|International Classification||G01N35/00, B65G47/14|
|Cooperative Classification||B65G47/1407, G01N2035/00574|
|Oct 30, 1989||AS||Assignment|
Owner name: AUTOTROL CORPORATION, WISCONSIN
Free format text: ASSIGNMENT OF ASSIGNORS INTEREST.;ASSIGNOR:ROOS, WILLIAM N.;REEL/FRAME:005170/0111
Effective date: 19891024
|Jul 29, 1994||FPAY||Fee payment|
Year of fee payment: 4
|Sep 14, 1998||FPAY||Fee payment|
Year of fee payment: 8
|Nov 27, 2002||REMI||Maintenance fee reminder mailed|
|May 14, 2003||LAPS||Lapse for failure to pay maintenance fees|

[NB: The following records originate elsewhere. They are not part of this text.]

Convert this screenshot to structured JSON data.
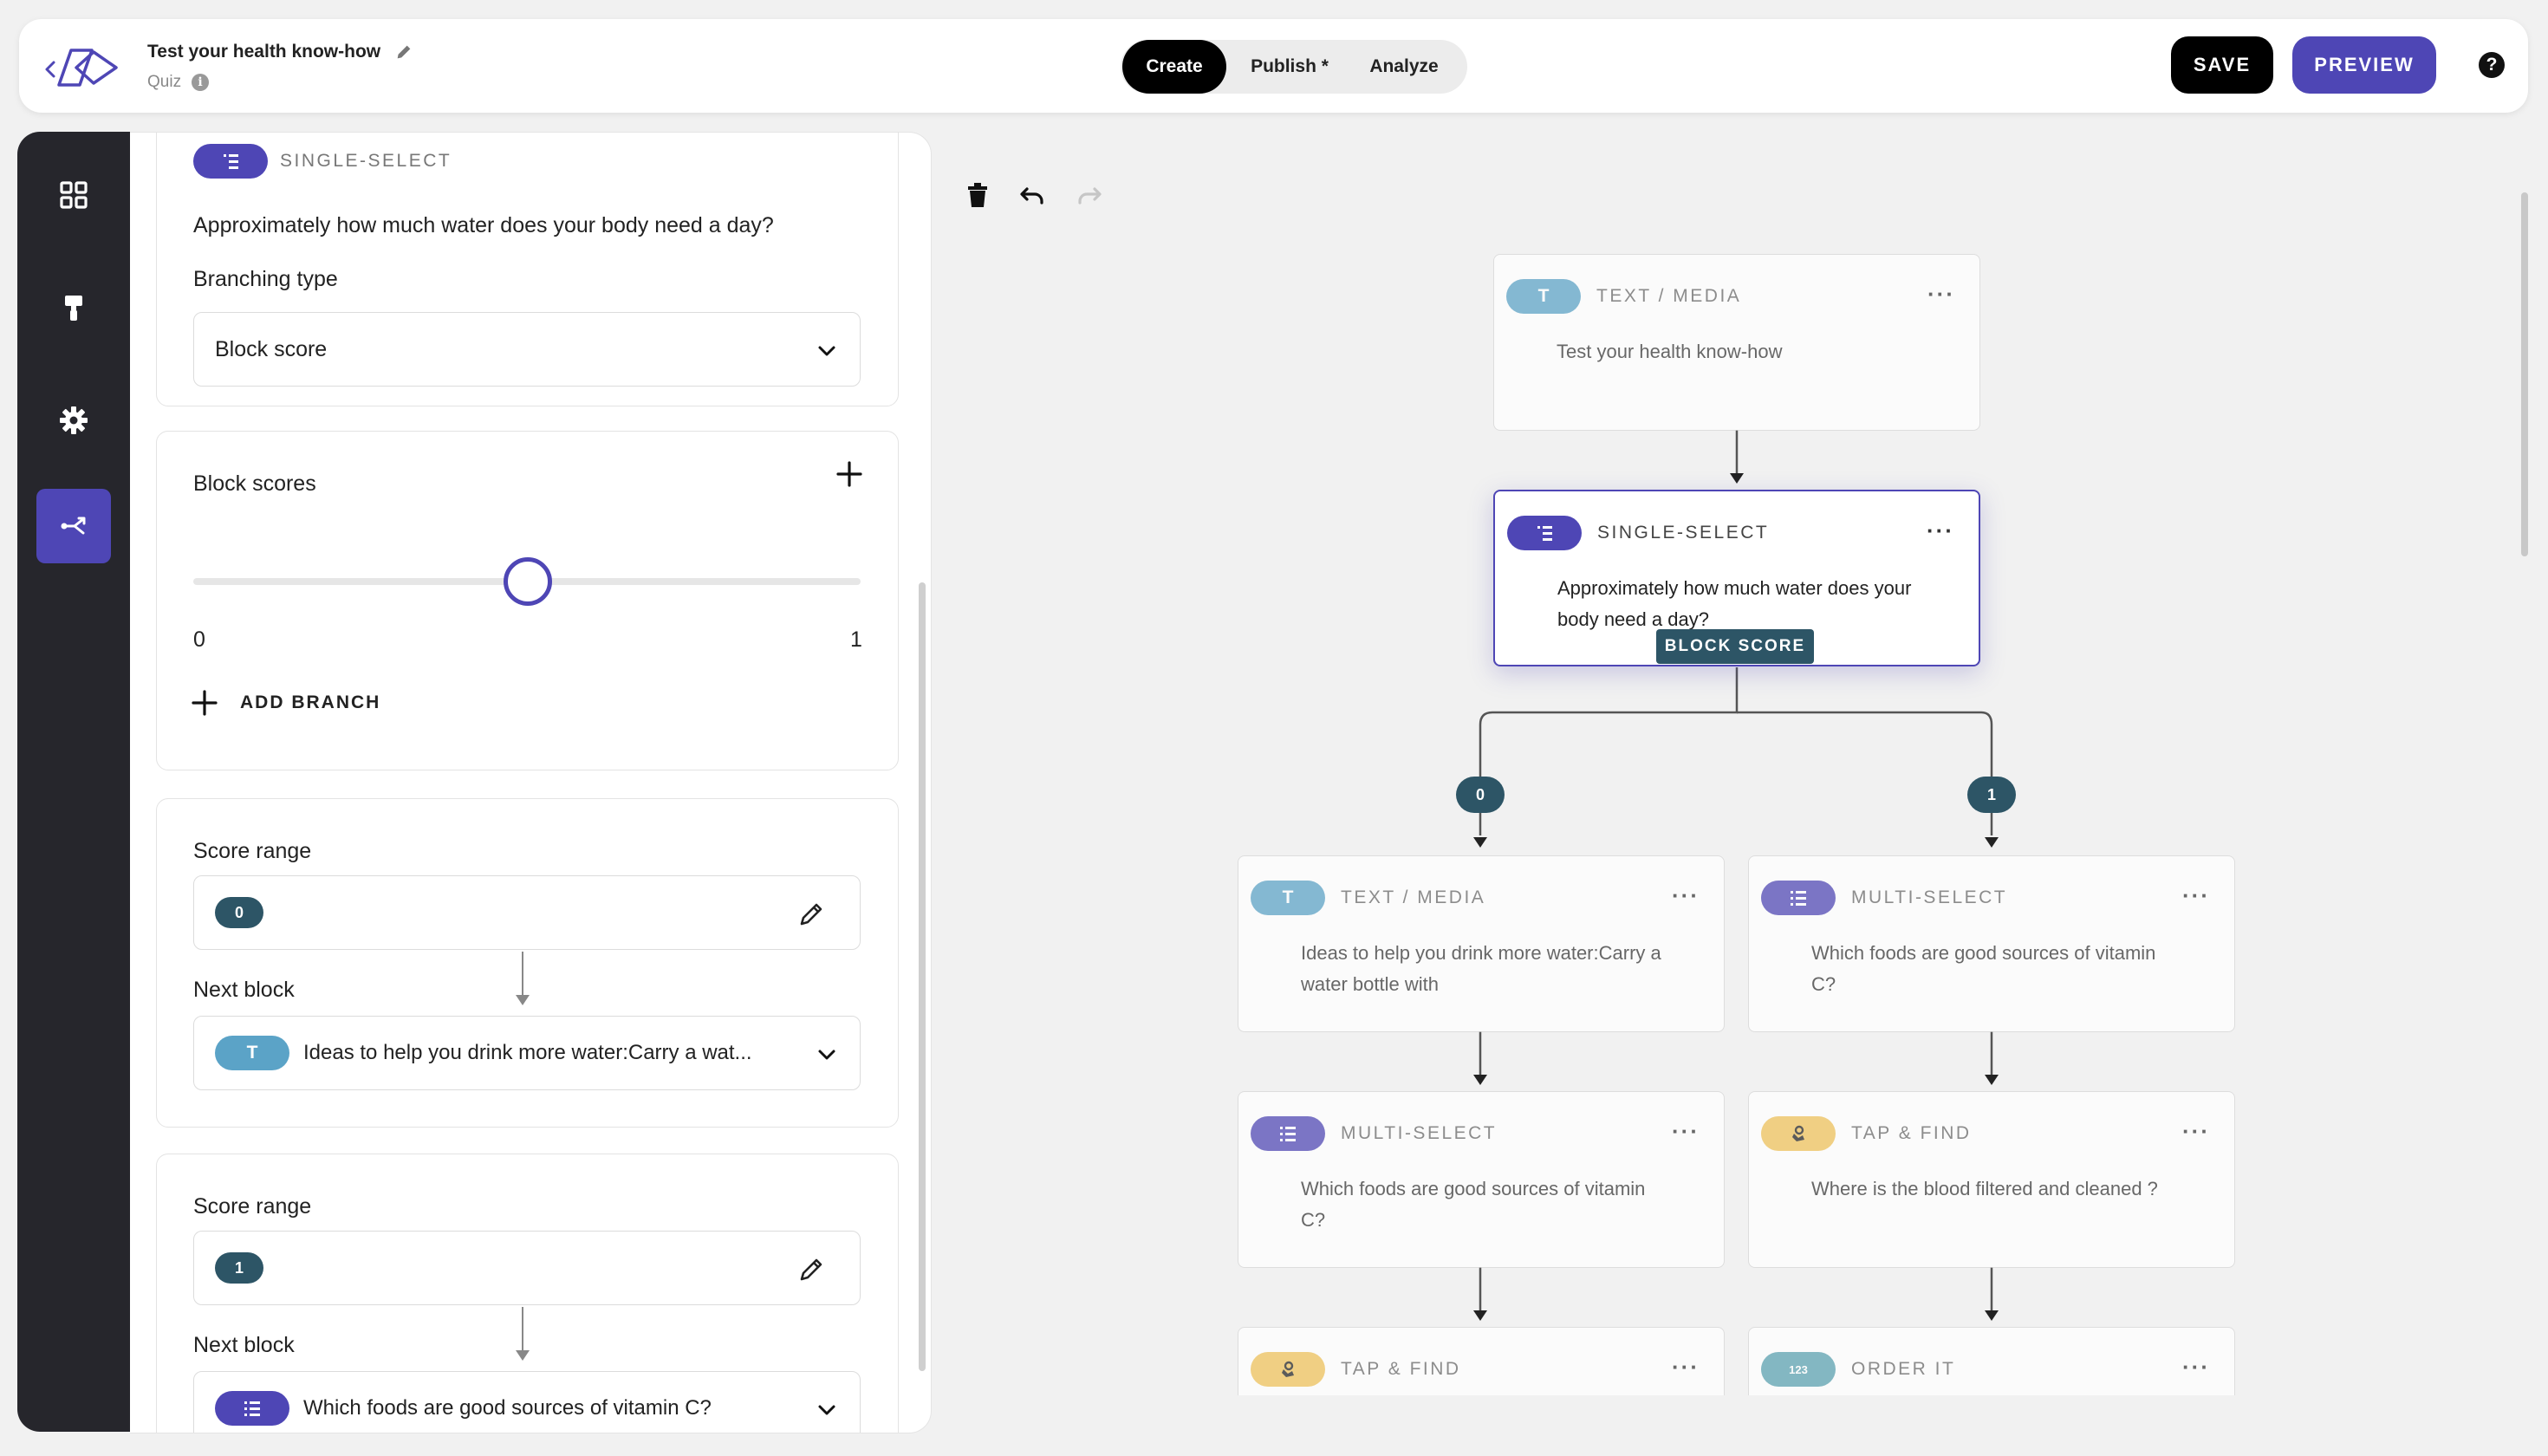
{
  "header": {
    "title": "Test your health know-how",
    "subtitle": "Quiz",
    "modes": [
      "Create",
      "Publish *",
      "Analyze"
    ],
    "active_mode": "Create",
    "save_label": "SAVE",
    "preview_label": "PREVIEW"
  },
  "rail": {
    "items": [
      "grid-icon",
      "paint-roller-icon",
      "gear-icon",
      "branching-icon"
    ],
    "active": "branching-icon"
  },
  "panel": {
    "block_type": "SINGLE-SELECT",
    "question": "Approximately how much water does your body need a day?",
    "branching_type_label": "Branching type",
    "branching_type_value": "Block score",
    "block_scores_label": "Block scores",
    "slider": {
      "min": "0",
      "max": "1",
      "value": 0.5
    },
    "add_branch_label": "ADD BRANCH",
    "ranges": [
      {
        "score_range_label": "Score range",
        "score": "0",
        "next_block_label": "Next block",
        "next_block_type_icon": "T",
        "next_block_value": "Ideas to help you drink more water:Carry a wat..."
      },
      {
        "score_range_label": "Score range",
        "score": "1",
        "next_block_label": "Next block",
        "next_block_type_icon": "list-icon",
        "next_block_value": "Which foods are good sources of vitamin C?"
      }
    ]
  },
  "canvas": {
    "nodes": [
      {
        "type": "TEXT / MEDIA",
        "icon": "T",
        "text": "Test your health know-how"
      },
      {
        "type": "SINGLE-SELECT",
        "icon": "list-icon",
        "text": "Approximately how much water does your body need a day?",
        "badge": "BLOCK SCORE"
      },
      {
        "type": "TEXT / MEDIA",
        "icon": "T",
        "text": "Ideas to help you drink more water:Carry a water bottle with"
      },
      {
        "type": "MULTI-SELECT",
        "icon": "list-icon",
        "text": "Which foods are good sources of vitamin C?"
      },
      {
        "type": "MULTI-SELECT",
        "icon": "list-icon",
        "text": "Which foods are good sources of vitamin C?"
      },
      {
        "type": "TAP & FIND",
        "icon": "tap-icon",
        "text": "Where is the blood filtered and cleaned ?"
      },
      {
        "type": "TAP & FIND",
        "icon": "tap-icon",
        "text": ""
      },
      {
        "type": "ORDER IT",
        "icon": "123",
        "text": ""
      }
    ],
    "branch_labels": [
      "0",
      "1"
    ],
    "colors": {
      "accent": "#4e46b5",
      "teal": "#5ba3c7",
      "gold": "#f0c25a",
      "score": "#2d5566"
    }
  }
}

|Jul 8, 2003||FP||Expired due to failure to pay maintenance fee|
Effective date: 20030514